She noted that the recording rule would really only apply in the Assembly, as the Senate has allowed recording for many years.
This proposition, which already has analogs in New York, Idaho, Hawaii, Pennsylvania, and South Carolina, seems all-but-certain to pass.
Politics as usual?
So why would anyone oppose the bill?
According to Steven Maviglio, the director of Californians for an Effective Legislature, a campaign committee formed to oppose Proposition 54. It all comes down to who is behind the initiative, and why.
“The first thing you need to do is follow the money,” he told Ars, pointing us to Munger, Jr. “He’s been the top contributor to the California Republican Party. His goal is to disrupt the power of a legislature that’s getting things done.”
Indeed, with a near-super-majority in both legislative houses in the Golden State and control of the governorship, the Democratic Party is poised to continue its reign.
A small number of potentially controversial bills have been changed at the last minute in what’s been dubbed the “gut and amend” process.
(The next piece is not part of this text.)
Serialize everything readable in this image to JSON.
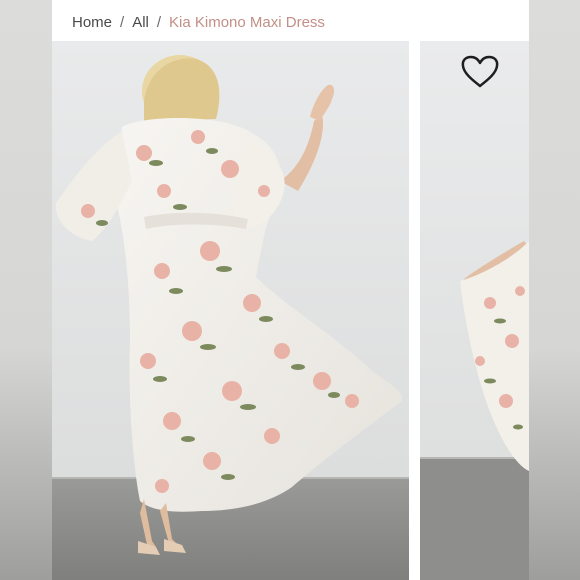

Gutting-and-amending leaves the shell of a bill intact only to be suddenly replaced with new language.
According to the Los Angeles Times, there have been a few such examples in recent years:
There was the time in 2014 when an extension of a tax break for installing solar panels mysteriously appeared in the state budget and was on the governor’s desk in less than two days.
Or the time in 2011 when a plan to fast-track a proposed NFL stadium in downtown Los Angeles received final approval from the state Senate only hours after the final bill language was unveiled.
And then two legends in Sacramento’s blink-and-you’ll-miss-it hall of fame: Two days for review of the 1996 plan that deregulated California’s energy industry, and the late-night deal in 2009 to create the top-two primary system. That one still was marked with handwritten scribbling when it went to the desk of then-Gov. Arnold Schwarzenegger.
Maviglio, himself a former member of the New Hampshire House of Representatives and a former press secretary to California Gov. Gray Davis (D), said that this type of negotiation is part of the political process.
“Typically, if you allow the bills to sit there on the shelf… for three days… every special interest [can] attack the bill,” he said. “Sometimes when the sausage making is not pretty, and we have to let legislators do what they need to do to get things done.”